Improper wiring of receptacle triggers electric shock

Incident Investigation

Improper wiring of receptacle triggers electric shock

December 1, 2016


Reference Number:


Incident overview

An occupant received an electrical shock while plugging in a cell phone charger to a receptacle in the bedroom of a house. The shock was described as minor by the occupant and no medical treatment was received.

Regulated industry sector

Low voltage electrical system (30V to 750V)



Investigation conclusions

Site, system and components

Receptacles are required to be secured to the outlet boxes that they are connected to and wiring entering outlet boxes is required to be properly installed. This is required to provide support for the receptacle when plugging in and unplugging cords, to enclose the energized terminals and conductors so they are not damaged or contacted, and to contain thermal energy if the wiring, connections, or receptacle fails. Receptacles that are not properly secured to outlet boxes and do not have cover plates installed are subject to accidental contact by persons and objects and present a shock and fire hazard.

Failure scenario(s)

A 15 amp 120 volt rated receptacle in a house was not secured to the outlet box that it was connected to. When plugging in and unplugging a cell phone charger the occupant of the house was holding onto the receptacle with one hand and plugging in the charger with the other.

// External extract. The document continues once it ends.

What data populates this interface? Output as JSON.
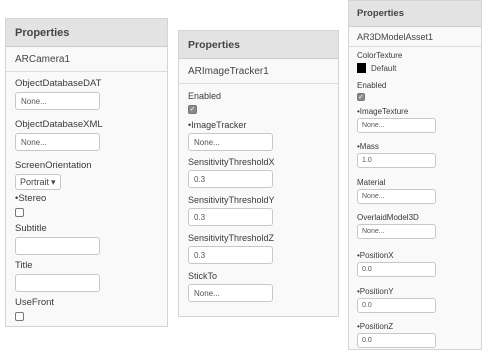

The receptacle connection terminals were exposed at the sides of the receptacle. When the occupant held onto the receptacle he contacted the energized terminal and the neutral or bonding terminals located on opposite sides of the receptacle. He received a 120V shock to his hand which made him quickly pull his hand away from the receptacle.

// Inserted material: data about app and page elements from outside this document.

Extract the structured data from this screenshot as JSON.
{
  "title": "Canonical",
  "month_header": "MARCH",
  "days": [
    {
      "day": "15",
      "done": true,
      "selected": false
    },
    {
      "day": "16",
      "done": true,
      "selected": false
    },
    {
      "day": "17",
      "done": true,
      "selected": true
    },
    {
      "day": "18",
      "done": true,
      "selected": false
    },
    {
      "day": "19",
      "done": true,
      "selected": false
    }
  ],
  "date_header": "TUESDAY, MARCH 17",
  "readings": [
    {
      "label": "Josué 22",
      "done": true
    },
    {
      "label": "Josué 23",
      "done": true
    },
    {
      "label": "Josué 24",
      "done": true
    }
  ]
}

Facts and evidence

Interview with the person that reported the incident indicated the following:
- Her son in-law was shocked while plugging his cell phone charger into a receptacle.
- The receptacle in his bedroom was not fastened to the outlet box and was hanging from the wiring.
- The owner of the house was contacted and he came to the house but did not fix it properly. The receptacle was still not secured to the outlet box and was hanging from the wiring.
- She had concerns about other issues with the electrical system in the house that she and her family are renting.

Interview with the person that received the shock indicated the following:
- He received a shock the first time in early December of 2016 shortly after they moved into the house.
- He received the shock while holding onto the receptacle with one hand and plugging his cell phone charger in with the other hand.
- The receptacle was not secured to the outlet box and the connection terminals on the side of the receptacle were exposed.
- After the incident the owner was notified and came and put some tape around the receptacle but did not secure the receptacle to the outlet box.
- He received another shock in January of 2017.
- He installed additional electrical tape around the receptacle himself which prevented him from getting shocked again.
- He indicated that during the shock he experienced discomfort but he did not require medical attention and was not permanently injured.
Interview with the owner of the house indicated the following:
- He has owned the house for approximately 13 -14 years.
- He was aware of the incident.
- Over the years he has had some wiring fixed and added to the house because it is very old.
- He was aware that there was some unsafe wiring in the house and had intended to get it fixed but had not got around to it yet. Observations of the receptacle, outlet box, and wiring after the incident:
- The 15A 120V receptacle located in the upper floor bedroom was not secured to the outlet box.
- Electrical tape had been wrapped around the side of the receptacle to cover the exposed energized terminals.
- A non-metallic sheathed cable was improperly entered into the outlet box near the front edge at the bottom of the box. This improper wiring installation may have impeded efforts to install the receptacle onto the box because of its location.
- Inspection of the house’s electrical system identified multiple unsafe and noncompliant items.


  • Injury
    • Qty injuries: 1
    • Injury description: An occupant of a house received an electrical shock.
    • Injury rating: Minor
  • Damage
    • Damage description: n/a
    • Damage rating: None

Incident rating


1496.61 KB